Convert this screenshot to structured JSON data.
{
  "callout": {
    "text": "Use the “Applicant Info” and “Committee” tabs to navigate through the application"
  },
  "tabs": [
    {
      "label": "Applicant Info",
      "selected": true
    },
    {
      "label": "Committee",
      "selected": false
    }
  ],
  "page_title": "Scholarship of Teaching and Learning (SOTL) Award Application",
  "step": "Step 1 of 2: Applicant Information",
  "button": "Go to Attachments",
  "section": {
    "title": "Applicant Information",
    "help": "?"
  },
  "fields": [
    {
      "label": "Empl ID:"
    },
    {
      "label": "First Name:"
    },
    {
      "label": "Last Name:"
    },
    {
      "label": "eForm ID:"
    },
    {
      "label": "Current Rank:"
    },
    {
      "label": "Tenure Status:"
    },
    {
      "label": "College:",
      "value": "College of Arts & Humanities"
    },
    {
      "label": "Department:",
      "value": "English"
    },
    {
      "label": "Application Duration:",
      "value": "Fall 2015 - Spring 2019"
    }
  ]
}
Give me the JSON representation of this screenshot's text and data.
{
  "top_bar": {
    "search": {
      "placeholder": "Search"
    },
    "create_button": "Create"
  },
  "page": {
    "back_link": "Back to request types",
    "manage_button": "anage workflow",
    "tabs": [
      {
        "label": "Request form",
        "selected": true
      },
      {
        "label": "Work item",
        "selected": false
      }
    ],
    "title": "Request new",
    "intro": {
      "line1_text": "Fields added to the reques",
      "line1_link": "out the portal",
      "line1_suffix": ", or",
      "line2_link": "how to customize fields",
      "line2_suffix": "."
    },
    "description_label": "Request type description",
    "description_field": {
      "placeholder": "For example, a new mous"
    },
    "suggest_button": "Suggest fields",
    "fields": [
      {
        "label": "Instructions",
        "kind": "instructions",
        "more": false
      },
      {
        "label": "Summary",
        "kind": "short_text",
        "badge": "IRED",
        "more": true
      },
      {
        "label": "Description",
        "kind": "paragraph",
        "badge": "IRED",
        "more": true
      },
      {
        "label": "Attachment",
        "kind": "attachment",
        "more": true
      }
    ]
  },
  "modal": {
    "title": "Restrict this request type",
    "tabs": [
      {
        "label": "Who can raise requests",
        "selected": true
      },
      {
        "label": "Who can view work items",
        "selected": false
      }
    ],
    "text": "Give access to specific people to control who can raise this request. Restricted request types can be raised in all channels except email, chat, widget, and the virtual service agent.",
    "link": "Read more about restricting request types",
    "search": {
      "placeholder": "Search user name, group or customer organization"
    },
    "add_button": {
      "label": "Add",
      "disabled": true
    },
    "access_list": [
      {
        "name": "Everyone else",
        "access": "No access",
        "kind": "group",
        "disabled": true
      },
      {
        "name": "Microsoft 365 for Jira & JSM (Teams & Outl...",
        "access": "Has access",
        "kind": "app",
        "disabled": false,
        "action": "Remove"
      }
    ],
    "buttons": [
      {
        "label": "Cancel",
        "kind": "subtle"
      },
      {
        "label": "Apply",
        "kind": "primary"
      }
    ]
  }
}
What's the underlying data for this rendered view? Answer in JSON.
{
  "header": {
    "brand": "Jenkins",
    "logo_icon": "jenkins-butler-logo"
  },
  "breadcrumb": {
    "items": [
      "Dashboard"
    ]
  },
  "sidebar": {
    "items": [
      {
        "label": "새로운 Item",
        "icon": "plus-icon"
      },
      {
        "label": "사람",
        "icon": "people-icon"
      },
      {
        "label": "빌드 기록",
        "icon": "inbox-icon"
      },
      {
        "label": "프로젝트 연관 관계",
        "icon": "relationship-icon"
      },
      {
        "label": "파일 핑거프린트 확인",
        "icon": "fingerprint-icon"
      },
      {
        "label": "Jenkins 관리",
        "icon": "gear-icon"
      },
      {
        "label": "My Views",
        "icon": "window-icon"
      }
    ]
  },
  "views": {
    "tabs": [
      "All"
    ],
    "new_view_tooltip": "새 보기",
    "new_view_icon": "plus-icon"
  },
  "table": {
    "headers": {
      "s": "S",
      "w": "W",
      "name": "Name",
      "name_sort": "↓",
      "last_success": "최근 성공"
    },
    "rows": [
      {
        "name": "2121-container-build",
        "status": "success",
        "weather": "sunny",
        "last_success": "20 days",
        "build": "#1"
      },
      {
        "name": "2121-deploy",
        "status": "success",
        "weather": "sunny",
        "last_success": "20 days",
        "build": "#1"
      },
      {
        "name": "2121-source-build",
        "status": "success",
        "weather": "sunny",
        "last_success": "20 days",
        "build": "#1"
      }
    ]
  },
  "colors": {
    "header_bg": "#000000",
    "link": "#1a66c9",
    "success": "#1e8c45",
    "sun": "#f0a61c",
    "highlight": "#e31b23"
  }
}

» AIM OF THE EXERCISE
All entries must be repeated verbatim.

» EXERCISE RESPONSE
Convert this screenshot to structured JSON data.
{
  "callout": {
    "text": "Use the “Applicant Info” and “Committee” tabs to navigate through the application"
  },
  "tabs": [
    {
      "label": "Applicant Info",
      "selected": true
    },
    {
      "label": "Committee",
      "selected": false
    }
  ],
  "page_title": "Scholarship of Teaching and Learning (SOTL) Award Application",
  "step": "Step 1 of 2: Applicant Information",
  "button": "Go to Attachments",
  "section": {
    "title": "Applicant Information",
    "help": "?"
  },
  "fields": [
    {
      "label": "Empl ID:"
    },
    {
      "label": "First Name:"
    },
    {
      "label": "Last Name:"
    },
    {
      "label": "eForm ID:"
    },
    {
      "label": "Current Rank:"
    },
    {
      "label": "Tenure Status:"
    },
    {
      "label": "College:",
      "value": "College of Arts & Humanities"
    },
    {
      "label": "Department:",
      "value": "English"
    },
    {
      "label": "Application Duration:",
      "value": "Fall 2015 - Spring 2019"
    }
  ]
}
Give me the JSON representation of this screenshot's text and data.
{
  "top_bar": {
    "search": {
      "placeholder": "Search"
    },
    "create_button": "Create"
  },
  "page": {
    "back_link": "Back to request types",
    "manage_button": "anage workflow",
    "tabs": [
      {
        "label": "Request form",
        "selected": true
      },
      {
        "label": "Work item",
        "selected": false
      }
    ],
    "title": "Request new",
    "intro": {
      "line1_text": "Fields added to the reques",
      "line1_link": "out the portal",
      "line1_suffix": ", or",
      "line2_link": "how to customize fields",
      "line2_suffix": "."
    },
    "description_label": "Request type description",
    "description_field": {
      "placeholder": "For example, a new mous"
    },
    "suggest_button": "Suggest fields",
    "fields": [
      {
        "label": "Instructions",
        "kind": "instructions",
        "more": false
      },
      {
        "label": "Summary",
        "kind": "short_text",
        "badge": "IRED",
        "more": true
      },
      {
        "label": "Description",
        "kind": "paragraph",
        "badge": "IRED",
        "more": true
      },
      {
        "label": "Attachment",
        "kind": "attachment",
        "more": true
      }
    ]
  },
  "modal": {
    "title": "Restrict this request type",
    "tabs": [
      {
        "label": "Who can raise requests",
        "selected": true
      },
      {
        "label": "Who can view work items",
        "selected": false
      }
    ],
    "text": "Give access to specific people to control who can raise this request. Restricted request types can be raised in all channels except email, chat, widget, and the virtual service agent.",
    "link": "Read more about restricting request types",
    "search": {
      "placeholder": "Search user name, group or customer organization"
    },
    "add_button": {
      "label": "Add",
      "disabled": true
    },
    "access_list": [
      {
        "name": "Everyone else",
        "access": "No access",
        "kind": "group",
        "disabled": true
      },
      {
        "name": "Microsoft 365 for Jira & JSM (Teams & Outl...",
        "access": "Has access",
        "kind": "app",
        "disabled": false,
        "action": "Remove"
      }
    ],
    "buttons": [
      {
        "label": "Cancel",
        "kind": "subtle"
      },
      {
        "label": "Apply",
        "kind": "primary"
      }
    ]
  }
}
What's the underlying data for this rendered view? Answer in JSON.
{
  "header": {
    "brand": "Jenkins",
    "logo_icon": "jenkins-butler-logo"
  },
  "breadcrumb": {
    "items": [
      "Dashboard"
    ]
  },
  "sidebar": {
    "items": [
      {
        "label": "새로운 Item",
        "icon": "plus-icon"
      },
      {
        "label": "사람",
        "icon": "people-icon"
      },
      {
        "label": "빌드 기록",
        "icon": "inbox-icon"
      },
      {
        "label": "프로젝트 연관 관계",
        "icon": "relationship-icon"
      },
      {
        "label": "파일 핑거프린트 확인",
        "icon": "fingerprint-icon"
      },
      {
        "label": "Jenkins 관리",
        "icon": "gear-icon"
      },
      {
        "label": "My Views",
        "icon": "window-icon"
      }
    ]
  },
  "views": {
    "tabs": [
      "All"
    ],
    "new_view_tooltip": "새 보기",
    "new_view_icon": "plus-icon"
  },
  "table": {
    "headers": {
      "s": "S",
      "w": "W",
      "name": "Name",
      "name_sort": "↓",
      "last_success": "최근 성공"
    },
    "rows": [
      {
        "name": "2121-container-build",
        "status": "success",
        "weather": "sunny",
        "last_success": "20 days",
        "build": "#1"
      },
      {
        "name": "2121-deploy",
        "status": "success",
        "weather": "sunny",
        "last_success": "20 days",
        "build": "#1"
      },
      {
        "name": "2121-source-build",
        "status": "success",
        "weather": "sunny",
        "last_success": "20 days",
        "build": "#1"
      }
    ]
  },
  "colors": {
    "header_bg": "#000000",
    "link": "#1a66c9",
    "success": "#1e8c45",
    "sun": "#f0a61c",
    "highlight": "#e31b23"
  }
}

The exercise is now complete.